His wife finished his beautiful and heart-wrenching book after he died. In her epilogue, Lucy Kalanithi summarizes their story in one sentence that is as full of truth about life and pain and meaning as anything I have ever read:
“Although these last few years have been wrenching and difficult—sometimes almost impossible—they have also been the most beautiful and profound of my life, requiring the daily act of holding life and death, joy and pain in balance and exploring new depths of gratitude and love.”
My parishioner’s wife of 67 years died six months after he asked me for the quote. Two weeks ago, we buried him. Yesterday, I visited their daughter in hospice. Seeing her parents’ picture on a dresser in that room brought them both alive for me again, just for a moment.
Life and death, joy and pain. Would human life and love be so exquisitely beautiful, I wonder, if our time were not so short?
In the distance ahead, the meetinghouse where I was married 40 years ago come October.
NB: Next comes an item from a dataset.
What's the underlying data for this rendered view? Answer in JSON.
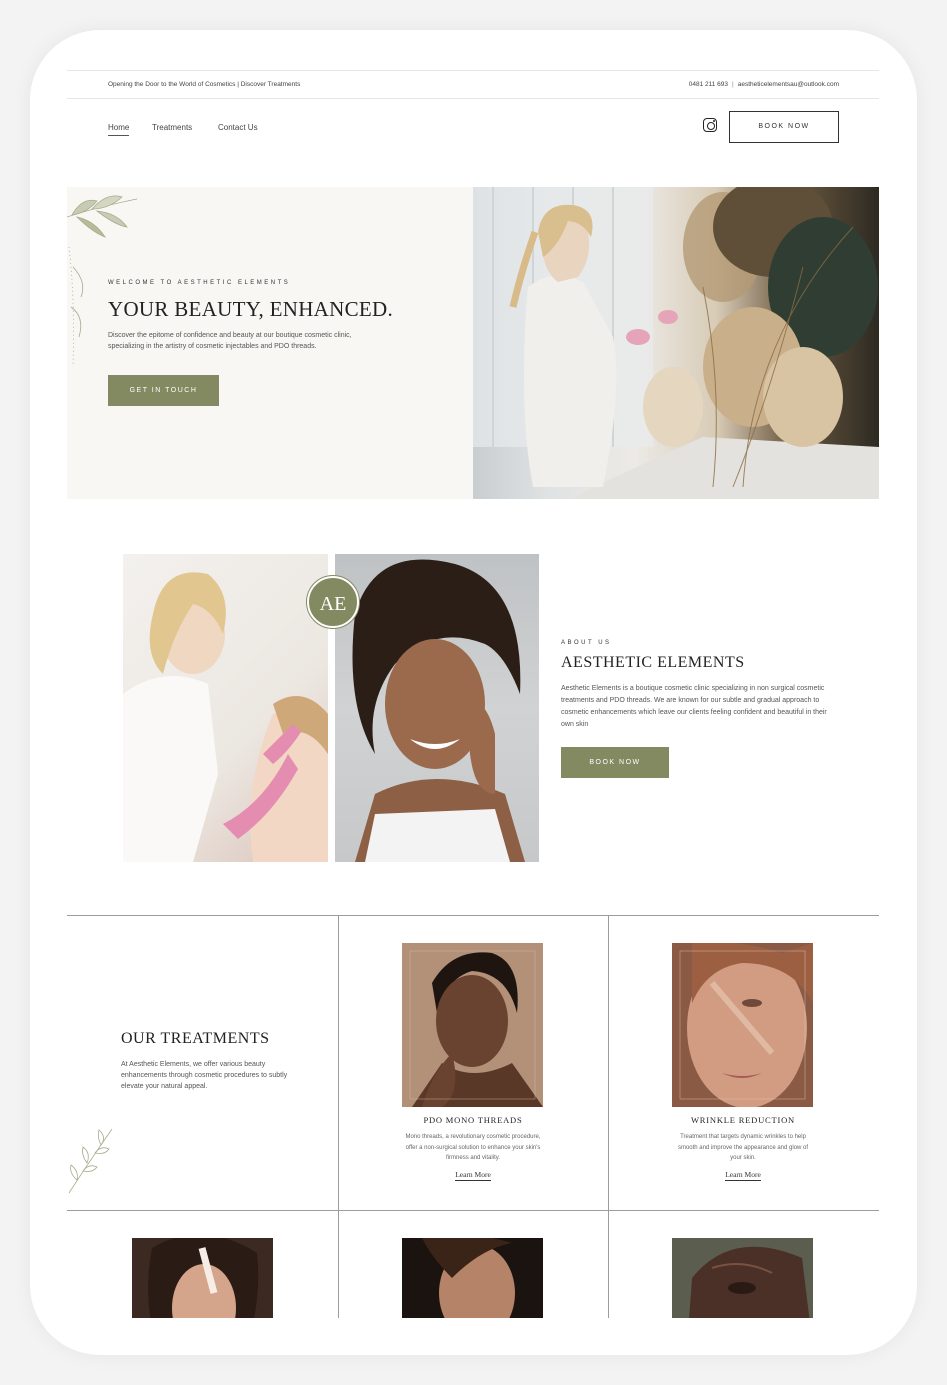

It sits by a busy country road and when the doors and windows are open on a fine morning, the building hums with the sound of passing traffic. But this spot is set back so far from the road that it’s quiet here, except for birds and insects.
This is the spot where I expect what’s left of me when this life is done to rest for eternity, here in close proximity to some I knew before their time came. I didn’t choose the spot; I suppose you could say it chose me, but that’s a long story.
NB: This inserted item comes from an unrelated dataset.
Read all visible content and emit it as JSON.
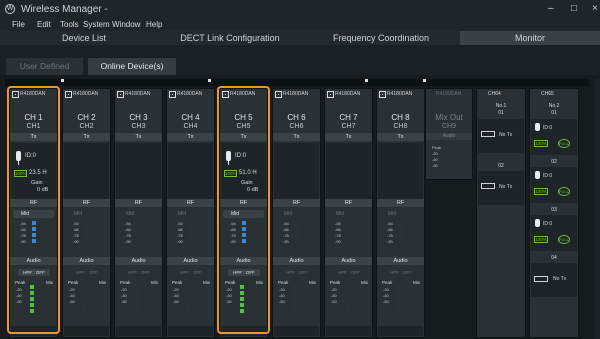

For most of my life I’ve felt uprooted, and I’ve wondered what it might have been like to be raised where my parents and their parents grew up, to be supported by connections that were already in place before I was as much as a thought in their minds. We moved when I was not quite 5, again a year or so later, and again two years after that, and from then on I’ve never been able to shake the feeling of not quite belonging the way other people did, wherever I lived.
I’ve come close now, having lived in this community these 40 years, and yet the security of being truly grounded is still elusive. I’ve grieved its absence, longed for it, and yet I wonder what it will be like to be planted, finally, in one place.
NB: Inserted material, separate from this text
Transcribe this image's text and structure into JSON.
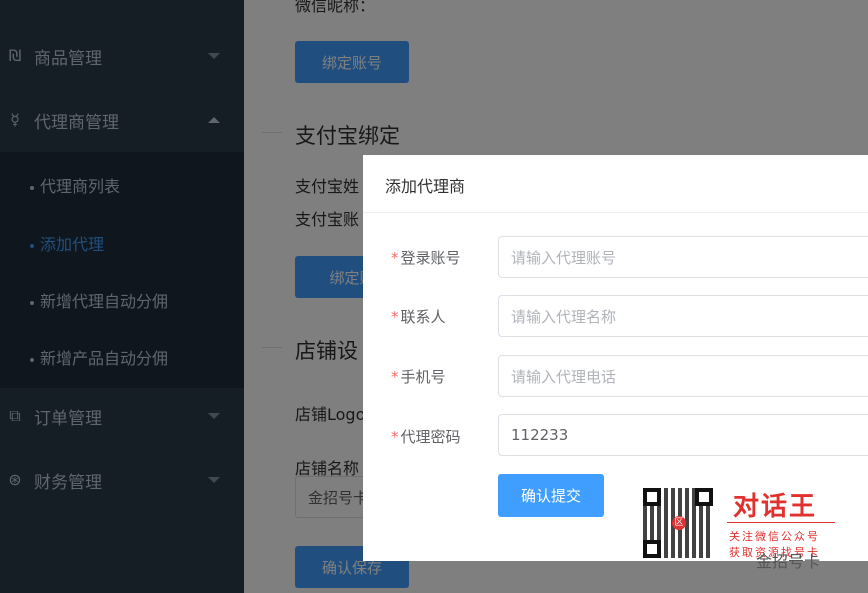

I’ve been reading a book called Lab Girl by Hope Jahren, which includes some wonderful reflections on trees and life, including this:
No risk is more terrifying than that taken by the first root. A lucky root will eventually find water, but its first job is to anchor—and to anchor an embryo and forever end its mobile phase, however passive that mobility was. Once the root is extended, the plant will never again enjoy any hope (however feeble) of relocating to a place less cold, less dry, less dangerous. Indeed, it will face frost, drought, and greedy jaws without any possibility of flight. The tiny rootlet has only one chance to guess what the future years, decades—even centuries—will bring to the patch of soil where it sits. It assesses the light and humidity of the moment, refers to its programming, and quite literally takes the plunge.
Everything is risked in that one moment when the first cells (the “hypocotyl”) advance from the seed coat. The root grows down before the shoot grows up, and so there is no possibility for green tissue to make new food for several days or even weeks. Rooting exhausts the very last reserves of the seed. The gamble is everything, and losing means death. The odds are more than a million to one against success.
But when it wins, it wins big.